I love all the constructive crititique on this site - it is so helpful.

8th November 2008, 02:27 PM
Not sure if this was something more like your intentions,
By selection the incandecent whithe balance, you should get a better colour hue, and the longer exposures to upclose moving objects create move blur and saturation.

8th November 2008, 02:29 PM
Not sure if this was something more like your intentions,
By selection the incandecent whithe balance, you should get a better colour hue, and the longer exposures to upclose moving objects create move blur and saturation.

There is a certain 'freshness' in this image that Shirley's lacked. It's more crisp.

But full marks to Shirley for trying new things!


8th November 2008, 02:53 PM
Having had a closer look at exif, looks like the only difference is I've used a shorter length lens and been closer to the subject in motion, something to try for future maybe.

8th November 2008, 05:18 PM
Thanks for posting your image Photonutter. Not sure if yours was dawn or dusk, mine was dawn!!! Surely it was worth getting up for:eek:

Anyway went back to the RAW files, the first one was cropped so I thought I would post the uncropped version and blur the solid leg, any further thoughts appreciated.


This one was taken at the same time without any people.


Nick Temple-Fry
8th November 2008, 05:58 PM
I like the first one - the motion has started to happen and the lady no longer looks to be held in place by her feet, or dragged back by the trolley.

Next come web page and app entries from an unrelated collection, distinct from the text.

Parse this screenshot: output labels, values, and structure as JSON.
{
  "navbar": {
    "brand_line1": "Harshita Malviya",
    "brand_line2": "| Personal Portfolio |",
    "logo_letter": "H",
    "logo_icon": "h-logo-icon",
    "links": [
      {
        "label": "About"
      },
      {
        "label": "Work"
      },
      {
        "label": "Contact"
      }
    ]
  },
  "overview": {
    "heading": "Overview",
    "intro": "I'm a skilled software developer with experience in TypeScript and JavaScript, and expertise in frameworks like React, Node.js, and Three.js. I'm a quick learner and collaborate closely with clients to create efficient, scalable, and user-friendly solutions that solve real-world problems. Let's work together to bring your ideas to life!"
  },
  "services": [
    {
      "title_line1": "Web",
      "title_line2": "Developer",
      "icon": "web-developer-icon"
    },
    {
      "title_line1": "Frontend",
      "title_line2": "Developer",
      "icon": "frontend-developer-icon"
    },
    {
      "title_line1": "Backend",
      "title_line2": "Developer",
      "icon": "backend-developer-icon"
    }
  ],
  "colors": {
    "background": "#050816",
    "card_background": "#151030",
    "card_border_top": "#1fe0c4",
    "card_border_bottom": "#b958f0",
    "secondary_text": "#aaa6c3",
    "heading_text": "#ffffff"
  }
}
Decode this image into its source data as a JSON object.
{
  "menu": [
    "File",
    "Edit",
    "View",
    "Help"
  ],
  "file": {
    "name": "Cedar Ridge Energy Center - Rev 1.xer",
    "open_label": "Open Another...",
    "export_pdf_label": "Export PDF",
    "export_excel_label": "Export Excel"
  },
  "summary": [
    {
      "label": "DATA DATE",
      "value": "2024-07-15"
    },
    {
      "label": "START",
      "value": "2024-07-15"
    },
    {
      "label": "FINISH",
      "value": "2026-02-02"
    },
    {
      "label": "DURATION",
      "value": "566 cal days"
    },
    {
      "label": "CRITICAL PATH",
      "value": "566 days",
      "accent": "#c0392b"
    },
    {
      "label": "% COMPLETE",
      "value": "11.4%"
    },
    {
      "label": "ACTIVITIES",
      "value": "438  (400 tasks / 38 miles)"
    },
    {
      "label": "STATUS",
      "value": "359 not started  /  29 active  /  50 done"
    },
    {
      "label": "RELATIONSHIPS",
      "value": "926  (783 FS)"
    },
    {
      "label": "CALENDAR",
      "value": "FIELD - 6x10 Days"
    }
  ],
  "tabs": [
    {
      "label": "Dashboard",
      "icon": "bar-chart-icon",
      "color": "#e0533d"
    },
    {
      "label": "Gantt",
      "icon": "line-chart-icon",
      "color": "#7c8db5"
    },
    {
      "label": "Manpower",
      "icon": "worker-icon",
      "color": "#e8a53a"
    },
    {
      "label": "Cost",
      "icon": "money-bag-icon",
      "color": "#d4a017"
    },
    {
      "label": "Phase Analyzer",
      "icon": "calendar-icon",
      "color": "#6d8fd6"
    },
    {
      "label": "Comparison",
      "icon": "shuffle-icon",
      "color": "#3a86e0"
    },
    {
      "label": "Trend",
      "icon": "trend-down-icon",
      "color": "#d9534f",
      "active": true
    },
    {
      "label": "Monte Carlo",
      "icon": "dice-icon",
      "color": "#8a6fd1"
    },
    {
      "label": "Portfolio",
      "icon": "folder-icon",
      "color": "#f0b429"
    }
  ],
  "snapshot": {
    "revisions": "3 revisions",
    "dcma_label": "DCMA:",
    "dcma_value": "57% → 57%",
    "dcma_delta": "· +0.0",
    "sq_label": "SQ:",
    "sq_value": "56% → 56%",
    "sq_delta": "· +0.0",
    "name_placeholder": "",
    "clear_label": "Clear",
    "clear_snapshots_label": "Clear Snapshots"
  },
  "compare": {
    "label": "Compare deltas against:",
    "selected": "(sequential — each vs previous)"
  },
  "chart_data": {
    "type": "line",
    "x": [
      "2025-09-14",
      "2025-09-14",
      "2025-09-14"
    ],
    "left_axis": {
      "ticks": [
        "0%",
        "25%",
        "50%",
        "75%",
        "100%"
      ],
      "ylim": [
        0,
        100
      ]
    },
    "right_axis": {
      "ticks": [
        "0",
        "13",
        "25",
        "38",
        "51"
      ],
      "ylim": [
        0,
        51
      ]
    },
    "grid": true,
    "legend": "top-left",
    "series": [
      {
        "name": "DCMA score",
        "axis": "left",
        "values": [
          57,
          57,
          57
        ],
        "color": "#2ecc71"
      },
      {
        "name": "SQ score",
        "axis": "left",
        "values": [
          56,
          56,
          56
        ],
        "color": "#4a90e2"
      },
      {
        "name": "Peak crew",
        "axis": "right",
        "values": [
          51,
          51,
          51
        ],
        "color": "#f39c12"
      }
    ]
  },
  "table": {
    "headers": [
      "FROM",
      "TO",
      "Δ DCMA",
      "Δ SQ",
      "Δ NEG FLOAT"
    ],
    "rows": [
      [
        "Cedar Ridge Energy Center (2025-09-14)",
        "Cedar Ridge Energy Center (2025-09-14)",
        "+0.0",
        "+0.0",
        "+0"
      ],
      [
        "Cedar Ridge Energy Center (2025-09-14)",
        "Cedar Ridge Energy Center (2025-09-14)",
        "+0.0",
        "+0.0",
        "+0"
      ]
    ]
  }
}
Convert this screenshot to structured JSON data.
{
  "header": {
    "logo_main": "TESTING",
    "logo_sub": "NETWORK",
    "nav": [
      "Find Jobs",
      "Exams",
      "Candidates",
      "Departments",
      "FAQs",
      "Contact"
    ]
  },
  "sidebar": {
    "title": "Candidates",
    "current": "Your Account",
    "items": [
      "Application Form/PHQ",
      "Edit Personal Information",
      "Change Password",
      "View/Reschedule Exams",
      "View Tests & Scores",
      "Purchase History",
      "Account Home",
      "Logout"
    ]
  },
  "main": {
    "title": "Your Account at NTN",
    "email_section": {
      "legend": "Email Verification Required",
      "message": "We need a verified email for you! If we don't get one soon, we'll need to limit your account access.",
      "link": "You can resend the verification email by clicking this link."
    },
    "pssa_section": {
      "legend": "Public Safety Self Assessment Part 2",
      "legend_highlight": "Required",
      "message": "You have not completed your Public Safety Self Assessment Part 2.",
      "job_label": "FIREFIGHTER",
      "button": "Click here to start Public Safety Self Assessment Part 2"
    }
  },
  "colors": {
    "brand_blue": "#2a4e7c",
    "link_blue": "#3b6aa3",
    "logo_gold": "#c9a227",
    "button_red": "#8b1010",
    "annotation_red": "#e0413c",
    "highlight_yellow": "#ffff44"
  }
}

Maybe a slight crop to the lhs just to remove the inside of the circle which doesn't feel to be a strong shape.

Without the motion - I'm not sure where the picture wants me to look.


8th November 2008, 06:10 PM
Thats interesting Nick, I have been taught that you should always give a moving person/animal somewhere to go in the frame, if I crop lhs wouldnt it look as though the person is moving out of the frame?
On the first one I uploaded I cloned the edge of the fountain out.

Nick Temple-Fry
8th November 2008, 06:23 PM
I only meant to the inside (lhs of the picture) of the circle, so you would still have the raised top and the outside of the curve (which I like).

The crop line would run up so it went through the top rhs edge of the stairs and along the lhs edge of the building with the van in front.

Of course the inside of the circle is on the outside of the picture:confused:


8th November 2008, 07:27 PM
Mine was taken at dusk, certainly not a morning person. :(
I must say I do prefer the first cropped version, and yes it may be a little tight in frame, but I think a wider crop leads to two other elements to distract. Firstly the bright overexposed portion to the right on the building, which could lead the eye astray, and secondly the curve of the fountain leading out of frame and away from the person.
My shot took 15 attempts after looking for the line of brickwork and lamp to lead the eye and wait for somebody to step on it. A bit of foreward thinking and luck can work well. If you watch people walk across an open square many will take the same path.

8th November 2008, 08:30 PM
I like both of these, Shirley, though I agree they are not as 'crisp'n'clear' as photonutter's shot. However, they have a rich, warm, 'streets paved with gold' look. I prefer the second one (the empty square) for the gold contrasting with the lighter, bluey sky, the flashes of red on the right and the illuminated cupola on the left add opulence to the scene IMO.

10th November 2008, 02:25 AM
Shirley, I'm not familiar with this type of shot, but like the second try with the woman and blurring the leg. It seems to make the image flow more. I really like the sky in the one without any people.